The GoCertify.com website, on the other hand, never foundered and was kept going by the stalwart and unfailing hard work of Anne Martinez, its founder, designer, and maintainer. But she confided in me over two years ago that the work-reward ratio was not trending in her favor, and let me know she was looking for a buyer, if a good one could be found. From what she’s told me in the wake of its acquisition by the Vallejo Media Group this summer, she kept up with the big certification and training databases that are that site’s crown jewels right up until control passed over to Vallejo, and they’ve picked them up and kept them going without a hitch since the hand-off occurred.
Voluntary Self-Disclosure: As I’ve already explained I wrote for Certmag from 1998 to 2007, and was also on their masthead (albeit as a freelancer not an employee). I have two more things to share at this apparently appropriate moment. First, I’ve also written (uncompensated) guest blogs and articles for GoCertify.com (look for my name on this articles page at GoCertify for some relatively recent contributions). Second, I’ve just signed a contract to start providing articles for the two sites again, and will be blogging weekly for them starting sometime soon as well. This last bit of new work will be compensated, too. I’d like to assert that Vallejo’s invitation to have me resume writing for Certmag , and to provide blog posts for it and GoCertify to run, represents a sign of returning health in the cert publications biz, and possibly also a ray of sunshine for the overall IT employment, training, and certification markets in general.

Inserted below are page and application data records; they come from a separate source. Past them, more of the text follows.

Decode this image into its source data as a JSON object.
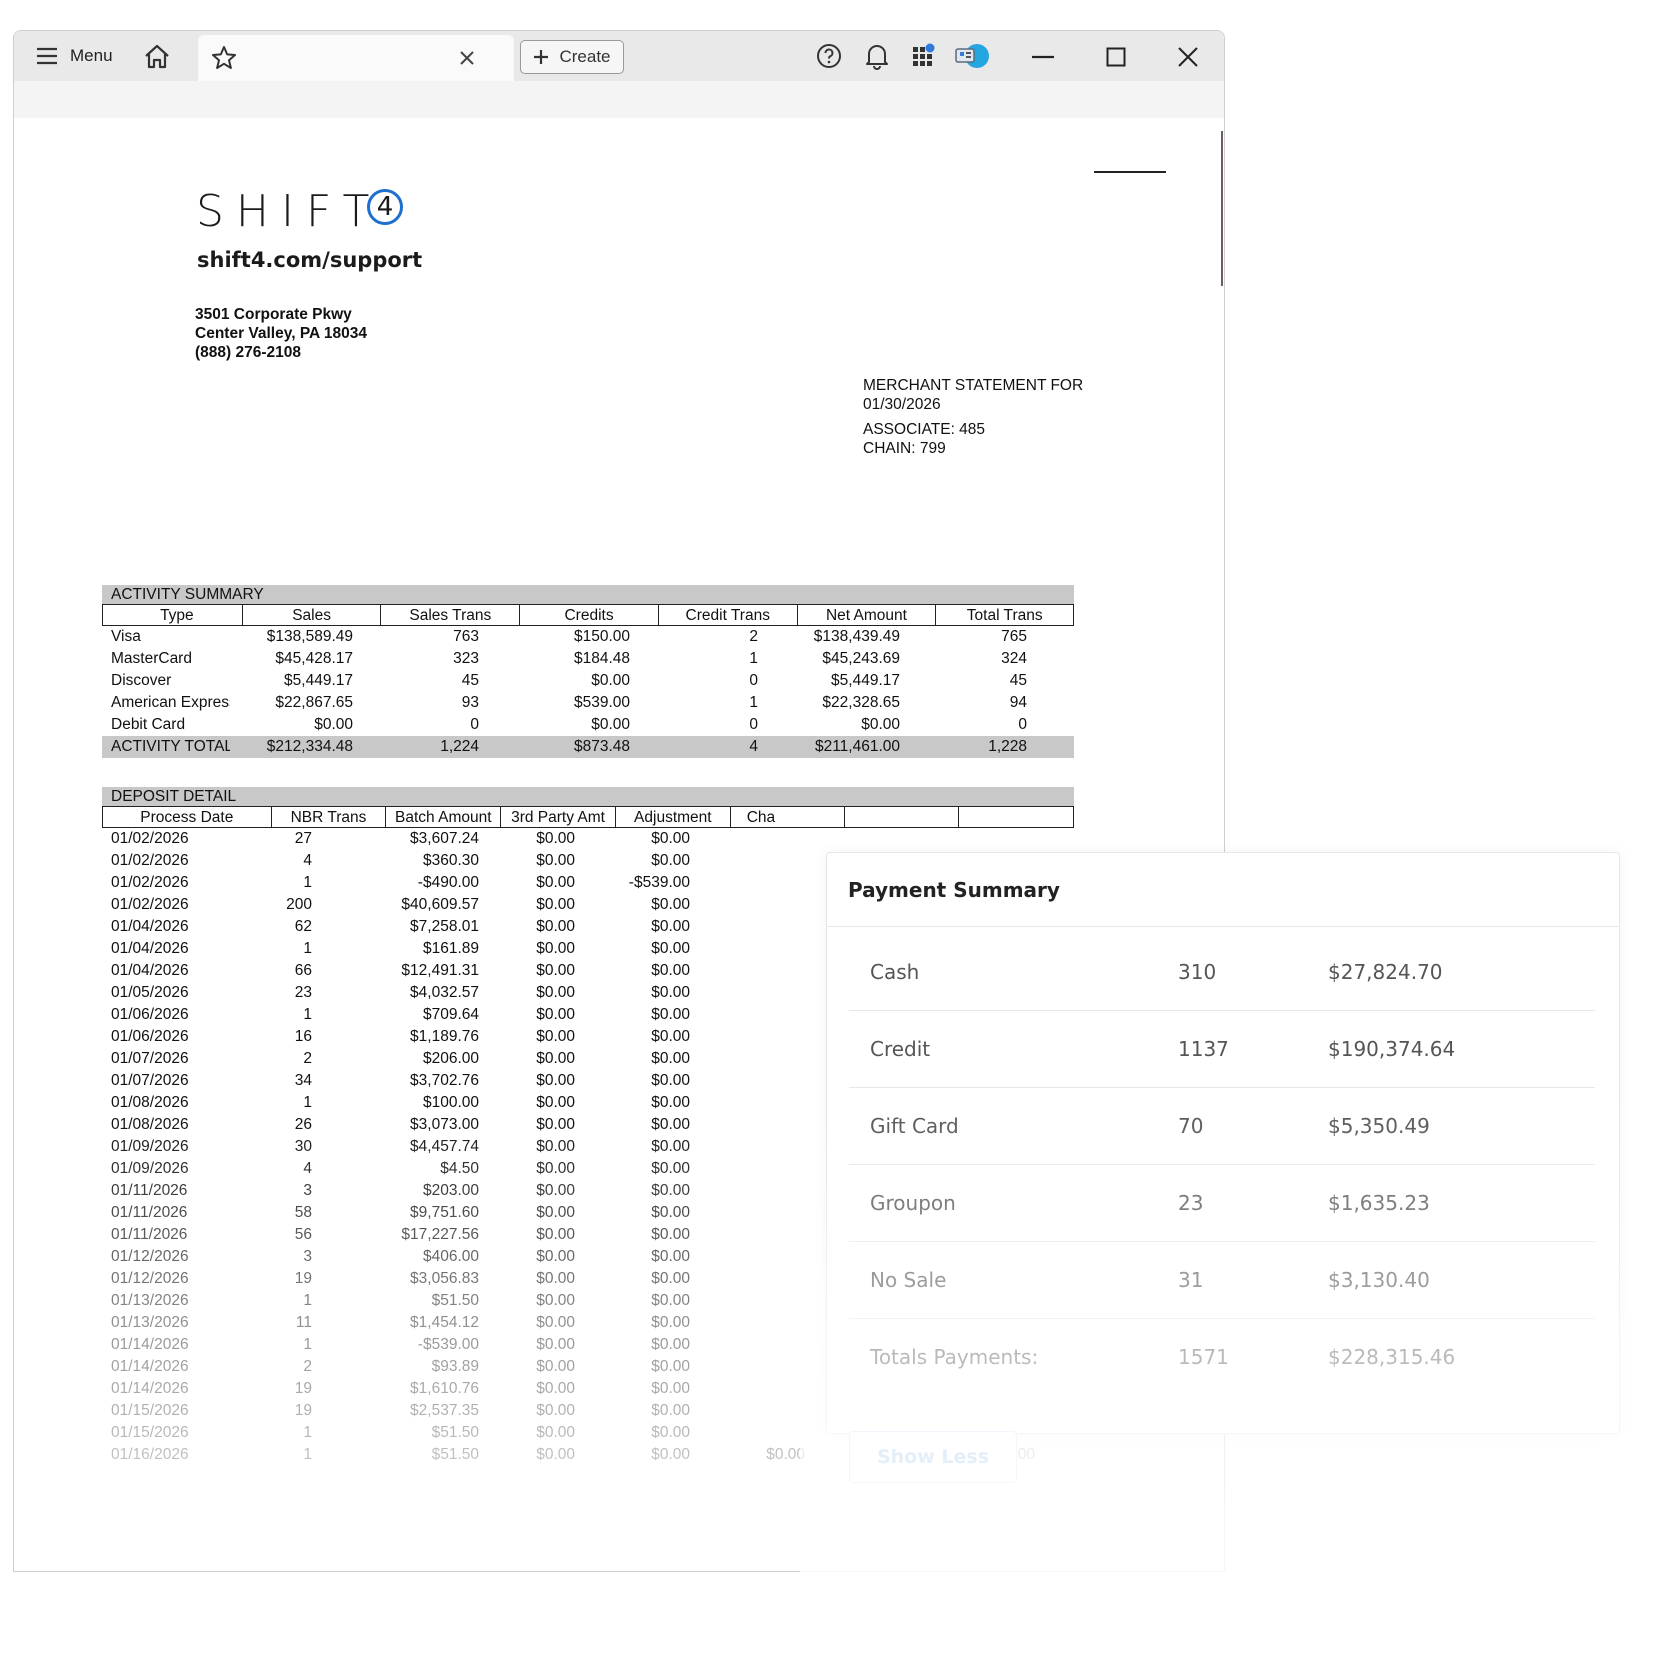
{
  "toolbar": {
    "menu_label": "Menu",
    "create_label": "Create",
    "icons": [
      "menu-icon",
      "home-icon",
      "star-icon",
      "close-tab-icon",
      "plus-icon",
      "help-icon",
      "bell-icon",
      "apps-icon",
      "profile-icon",
      "minimize-icon",
      "maximize-icon",
      "close-icon"
    ]
  },
  "document": {
    "logo_text": "SHIFT",
    "logo_badge": "4",
    "logo_url": "shift4.com/support",
    "address": [
      "3501 Corporate Pkwy",
      "Center Valley, PA 18034",
      "(888) 276-2108"
    ],
    "merchant": {
      "title": "MERCHANT STATEMENT FOR",
      "date": "01/30/2026",
      "associate": "ASSOCIATE: 485",
      "chain": "CHAIN: 799"
    },
    "activity": {
      "title": "ACTIVITY SUMMARY",
      "headers": [
        "Type",
        "Sales",
        "Sales Trans",
        "Credits",
        "Credit Trans",
        "Net Amount",
        "Total Trans"
      ],
      "rows": [
        [
          "Visa",
          "$138,589.49",
          "763",
          "$150.00",
          "2",
          "$138,439.49",
          "765"
        ],
        [
          "MasterCard",
          "$45,428.17",
          "323",
          "$184.48",
          "1",
          "$45,243.69",
          "324"
        ],
        [
          "Discover",
          "$5,449.17",
          "45",
          "$0.00",
          "0",
          "$5,449.17",
          "45"
        ],
        [
          "American Express",
          "$22,867.65",
          "93",
          "$539.00",
          "1",
          "$22,328.65",
          "94"
        ],
        [
          "Debit Card",
          "$0.00",
          "0",
          "$0.00",
          "0",
          "$0.00",
          "0"
        ]
      ],
      "total": [
        "ACTIVITY TOTAL",
        "$212,334.48",
        "1,224",
        "$873.48",
        "4",
        "$211,461.00",
        "1,228"
      ]
    },
    "deposit": {
      "title": "DEPOSIT DETAIL",
      "headers": [
        "Process Date",
        "NBR Trans",
        "Batch Amount",
        "3rd Party Amt",
        "Adjustment",
        "Cha"
      ],
      "rows": [
        [
          "01/02/2026",
          "27",
          "$3,607.24",
          "$0.00",
          "$0.00"
        ],
        [
          "01/02/2026",
          "4",
          "$360.30",
          "$0.00",
          "$0.00"
        ],
        [
          "01/02/2026",
          "1",
          "-$490.00",
          "$0.00",
          "-$539.00"
        ],
        [
          "01/02/2026",
          "200",
          "$40,609.57",
          "$0.00",
          "$0.00"
        ],
        [
          "01/04/2026",
          "62",
          "$7,258.01",
          "$0.00",
          "$0.00"
        ],
        [
          "01/04/2026",
          "1",
          "$161.89",
          "$0.00",
          "$0.00"
        ],
        [
          "01/04/2026",
          "66",
          "$12,491.31",
          "$0.00",
          "$0.00"
        ],
        [
          "01/05/2026",
          "23",
          "$4,032.57",
          "$0.00",
          "$0.00"
        ],
        [
          "01/06/2026",
          "1",
          "$709.64",
          "$0.00",
          "$0.00"
        ],
        [
          "01/06/2026",
          "16",
          "$1,189.76",
          "$0.00",
          "$0.00"
        ],
        [
          "01/07/2026",
          "2",
          "$206.00",
          "$0.00",
          "$0.00"
        ],
        [
          "01/07/2026",
          "34",
          "$3,702.76",
          "$0.00",
          "$0.00"
        ],
        [
          "01/08/2026",
          "1",
          "$100.00",
          "$0.00",
          "$0.00"
        ],
        [
          "01/08/2026",
          "26",
          "$3,073.00",
          "$0.00",
          "$0.00"
        ],
        [
          "01/09/2026",
          "30",
          "$4,457.74",
          "$0.00",
          "$0.00"
        ],
        [
          "01/09/2026",
          "4",
          "$4.50",
          "$0.00",
          "$0.00"
        ],
        [
          "01/11/2026",
          "3",
          "$203.00",
          "$0.00",
          "$0.00"
        ],
        [
          "01/11/2026",
          "58",
          "$9,751.60",
          "$0.00",
          "$0.00"
        ],
        [
          "01/11/2026",
          "56",
          "$17,227.56",
          "$0.00",
          "$0.00"
        ],
        [
          "01/12/2026",
          "3",
          "$406.00",
          "$0.00",
          "$0.00"
        ],
        [
          "01/12/2026",
          "19",
          "$3,056.83",
          "$0.00",
          "$0.00"
        ],
        [
          "01/13/2026",
          "1",
          "$51.50",
          "$0.00",
          "$0.00"
        ],
        [
          "01/13/2026",
          "11",
          "$1,454.12",
          "$0.00",
          "$0.00"
        ],
        [
          "01/14/2026",
          "1",
          "-$539.00",
          "$0.00",
          "$0.00"
        ],
        [
          "01/14/2026",
          "2",
          "$93.89",
          "$0.00",
          "$0.00"
        ],
        [
          "01/14/2026",
          "19",
          "$1,610.76",
          "$0.00",
          "$0.00"
        ],
        [
          "01/15/2026",
          "19",
          "$2,537.35",
          "$0.00",
          "$0.00"
        ],
        [
          "01/15/2026",
          "1",
          "$51.50",
          "$0.00",
          "$0.00"
        ],
        [
          "01/16/2026",
          "1",
          "$51.50",
          "$0.00",
          "$0.00",
          "$0.00",
          "$1.50",
          "$50.00"
        ]
      ]
    }
  },
  "payment_summary": {
    "title": "Payment Summary",
    "rows": [
      [
        "Cash",
        "310",
        "$27,824.70"
      ],
      [
        "Credit",
        "1137",
        "$190,374.64"
      ],
      [
        "Gift Card",
        "70",
        "$5,350.49"
      ],
      [
        "Groupon",
        "23",
        "$1,635.23"
      ],
      [
        "No Sale",
        "31",
        "$3,130.40"
      ],
      [
        "Totals Payments:",
        "1571",
        "$228,315.46"
      ]
    ],
    "show_less_label": "Show Less"
  }
}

To see the first fruits of my efforts for the newly-revitalized Certmag check out my November 14 article for them entitled “Whither MCA and MCM and Why?” It features a recent interview with Shelby Grieve, Director of Certifications for the newly renamed Microsoft Learning Experience (LeX) division, the group formerly known simply as Microsoft Learning. In it, she explains candidly why the current Microsoft Certified Master (MCM), Microsoft Certified Solutions Master (MCSM), and Microsoft Certified Architect (MCA) credentials have all been scheduled for retirement on December 31, 2013, at the end of this year. She also explains that Microsoft is likely to offer new and decidedly improved pinnacle level credentials to replace these certs, but isn’t yet ready to say what they might be named, how they will be positioned and provisioned with training content, exams, and other required program elements, or when this might happen. She also talks about the challenges that attach to Microsoft’s new rapid release cadence (major revisions to all platforms on a roughly annual basis) and what that means for the company’s certification credentials and training going forward. It’s really interesting stuff, and I hope you’ll head over to check it all out!